What is Permitted Development?
‘Permitted Development’ is a nationally conferred right under the provisions of central government legislation and regulations. Permitted development covers a wide array of projects – from domestic household extensions to changes of use. This article relates to England only.
But to not fall into the trap of thinking it is necessarily ‘permitted’ and you can happily skip off into the sunset and undertake all types of construction works with no recourse to the Local Planning Authority (LPA) or council – in this case it does not do what is says on the tin. In my view any development tagged as ‘permitted development’ should be treated with extreme caution – it might look like a sheep – but there is a fierce wolf lying in wait underneath.
As well as radical changes to the Use Classes Order the most recent planning reforms introduced over the last two years have included:
- Upward extensions on blocks of flats (to create dwellinghouses/flats)
- Rights to demolish and rebuild blocks of flats and offices to create flats or one house
- One and two storey extensions (to create dwellinghouses/flats) above detached and terraced mixed-use buildings and dwellinghouses
- The enlargement of a domestic dwellings by the addition of up to two extra storeys
There are other ‘permitted development’ rights which have been retained, some that have been altered and some that have expired altogether.
Each one of these ‘permitted development’ proposals require the submission to the council of an application for that council’s Prior Approval – before commencing work – so they are not truly permitted at all, in my view it is a highly misleading term.
Developers should not be lulled in the false sense of security that these types of application are a ‘rubber stamp’ job and will automatically be granted. That may have been the case in the past, but the requirements for information to accompany such applications have been heavily increased and extended such that these Prior Approval applications are virtually detailed planning applications by any other name. The prior approval of the council can be refused and can have conditions attached to any permission.
The expanded requirements for Prior Approval applications have emerged for a number of reasons. The first being the excessively small flats being proposed in converted buildings. Also, because there was initially no need to submit detailed layout or elevation drawings some conversions resulted in habitable rooms with no windows aka cave dwelling! It was further found in a 2018 report by the Royal Institute of Chartered Surveyors (RICS) RICS 2018 the conversions were resulting in a poor quality of living environment for occupants.
The criteria for a Prior Approval application must now include (amongst other matters) drawings showing the size of each self-contained unit which must comply with the Nationally Described Space Standards 2016 NDSS 2016 and the location and size of windows and habitable rooms to prove adequate levels of natural daylight.

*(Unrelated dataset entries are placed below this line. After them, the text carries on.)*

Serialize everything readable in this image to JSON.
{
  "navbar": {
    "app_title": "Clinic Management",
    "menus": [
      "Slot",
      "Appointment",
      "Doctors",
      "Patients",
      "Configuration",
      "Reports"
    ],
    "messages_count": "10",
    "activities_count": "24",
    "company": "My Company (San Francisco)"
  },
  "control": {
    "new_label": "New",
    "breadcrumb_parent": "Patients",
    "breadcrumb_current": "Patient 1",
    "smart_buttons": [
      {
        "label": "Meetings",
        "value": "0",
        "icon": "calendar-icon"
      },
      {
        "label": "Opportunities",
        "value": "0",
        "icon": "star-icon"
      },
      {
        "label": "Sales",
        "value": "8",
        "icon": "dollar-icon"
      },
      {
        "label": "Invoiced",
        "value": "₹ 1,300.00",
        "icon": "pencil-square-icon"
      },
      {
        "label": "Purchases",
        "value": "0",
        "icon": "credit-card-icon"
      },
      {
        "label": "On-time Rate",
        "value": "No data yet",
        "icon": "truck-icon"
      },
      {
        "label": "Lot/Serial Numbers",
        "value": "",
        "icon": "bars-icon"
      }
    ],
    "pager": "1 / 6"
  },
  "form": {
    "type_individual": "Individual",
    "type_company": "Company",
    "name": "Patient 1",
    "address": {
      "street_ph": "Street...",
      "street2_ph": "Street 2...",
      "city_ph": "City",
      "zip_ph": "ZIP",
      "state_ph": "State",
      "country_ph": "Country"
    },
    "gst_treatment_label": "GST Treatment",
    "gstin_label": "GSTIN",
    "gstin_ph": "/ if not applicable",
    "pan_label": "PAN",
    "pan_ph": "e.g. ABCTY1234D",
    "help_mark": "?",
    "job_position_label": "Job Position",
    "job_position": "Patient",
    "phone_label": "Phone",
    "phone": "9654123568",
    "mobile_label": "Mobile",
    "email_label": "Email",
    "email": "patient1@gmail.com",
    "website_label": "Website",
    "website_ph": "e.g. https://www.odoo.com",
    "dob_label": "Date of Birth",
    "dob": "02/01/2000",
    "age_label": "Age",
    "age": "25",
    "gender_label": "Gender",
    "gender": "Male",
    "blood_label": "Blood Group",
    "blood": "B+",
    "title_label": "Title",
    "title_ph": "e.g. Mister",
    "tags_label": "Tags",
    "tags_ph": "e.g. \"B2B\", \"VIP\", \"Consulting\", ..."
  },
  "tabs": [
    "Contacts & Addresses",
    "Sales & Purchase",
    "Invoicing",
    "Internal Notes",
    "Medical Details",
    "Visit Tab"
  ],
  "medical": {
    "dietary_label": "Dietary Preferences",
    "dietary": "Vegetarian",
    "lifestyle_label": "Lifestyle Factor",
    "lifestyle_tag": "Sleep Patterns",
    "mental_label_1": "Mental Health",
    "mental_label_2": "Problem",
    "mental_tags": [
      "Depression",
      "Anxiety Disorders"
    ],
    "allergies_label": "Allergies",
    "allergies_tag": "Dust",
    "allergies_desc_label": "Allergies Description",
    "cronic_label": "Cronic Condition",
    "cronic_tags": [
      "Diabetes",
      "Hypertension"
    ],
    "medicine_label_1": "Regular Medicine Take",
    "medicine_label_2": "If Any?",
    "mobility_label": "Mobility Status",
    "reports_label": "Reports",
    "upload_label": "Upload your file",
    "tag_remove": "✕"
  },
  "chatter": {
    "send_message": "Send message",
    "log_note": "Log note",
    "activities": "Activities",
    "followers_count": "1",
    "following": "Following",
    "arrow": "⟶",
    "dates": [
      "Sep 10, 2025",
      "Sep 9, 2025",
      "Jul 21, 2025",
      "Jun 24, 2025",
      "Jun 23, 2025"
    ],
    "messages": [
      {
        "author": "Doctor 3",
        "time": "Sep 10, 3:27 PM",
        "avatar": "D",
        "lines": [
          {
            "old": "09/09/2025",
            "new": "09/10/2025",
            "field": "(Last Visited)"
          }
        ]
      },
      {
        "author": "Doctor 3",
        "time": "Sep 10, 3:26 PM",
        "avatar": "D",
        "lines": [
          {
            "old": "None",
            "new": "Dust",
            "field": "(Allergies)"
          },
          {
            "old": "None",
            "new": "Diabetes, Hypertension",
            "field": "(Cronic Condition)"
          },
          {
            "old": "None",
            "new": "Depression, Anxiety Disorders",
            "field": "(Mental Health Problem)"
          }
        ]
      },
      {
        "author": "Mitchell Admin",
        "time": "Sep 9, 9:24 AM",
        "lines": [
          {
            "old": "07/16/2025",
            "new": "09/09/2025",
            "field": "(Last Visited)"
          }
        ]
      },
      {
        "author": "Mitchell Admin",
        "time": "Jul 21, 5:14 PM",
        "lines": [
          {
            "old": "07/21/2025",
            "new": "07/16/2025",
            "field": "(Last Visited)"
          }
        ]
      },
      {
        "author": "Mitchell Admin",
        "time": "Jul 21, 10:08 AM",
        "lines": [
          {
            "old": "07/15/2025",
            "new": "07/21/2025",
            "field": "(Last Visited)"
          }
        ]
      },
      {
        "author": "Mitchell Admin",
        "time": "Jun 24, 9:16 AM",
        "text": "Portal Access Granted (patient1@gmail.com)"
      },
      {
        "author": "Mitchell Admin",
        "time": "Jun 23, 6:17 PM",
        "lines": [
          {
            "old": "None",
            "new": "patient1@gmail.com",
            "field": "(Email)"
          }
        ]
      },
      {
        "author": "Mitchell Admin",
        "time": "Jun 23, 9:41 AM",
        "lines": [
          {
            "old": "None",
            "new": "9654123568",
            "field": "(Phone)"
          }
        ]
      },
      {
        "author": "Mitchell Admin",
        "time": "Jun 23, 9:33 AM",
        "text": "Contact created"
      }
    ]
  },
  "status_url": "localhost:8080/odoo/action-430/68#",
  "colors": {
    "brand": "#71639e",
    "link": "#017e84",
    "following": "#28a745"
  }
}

Each different Class of The Town and Country Planning (General Permitted Development) (England) Order as amended, has very specific requirements and each one must be read as it relates to the particular proposal.
If the basic criteria are not met the application will either be returned by the council or refused. For example, in Class MA – the conversion of Class E Commercial, Business & Service uses to dwellinghouses there a maximum size limit of 1,500 square metres of floor space changing use. In Class A (Part 20) where the proposal is to add two storeys on an existing office building that building will not comply if it is less than three storeys.
It is also worth noting that the council’s fees for Prior Approval applications have increased massively – where previously a fee of £96 was charged for any number of flats. The fees are now more complicated for each Class, but for a Class MA application developers should expect to pay £100 per flat/dwellinghouse. Fees 2018
So, the nature of permitted development rights and Prior Approval applications has changed significantly and has become more complicated over the last two years.
One benefit of the Prior Approval procedure remains (for now) and that is that proposals are not currently liable for contributions (on-site or financial) under a Section 106 agreement.
Get in touch
This article was written by Linda Wright – a Planning Strategist, Educator, Writer, Keynote Speaker and owner of PLANiTWRiGHT – independent Planning Consultancy and Development Service.
If you have any queries relating to the issues above and a specific project, contact Linda at PLANiTWRiGHT by emailing firstname.lastname@example.org.
If you have any burning planning issues that you would like covered in future articles either email Linda or contact Cowgills.
The information was correct at time of publishing but may now be out of date.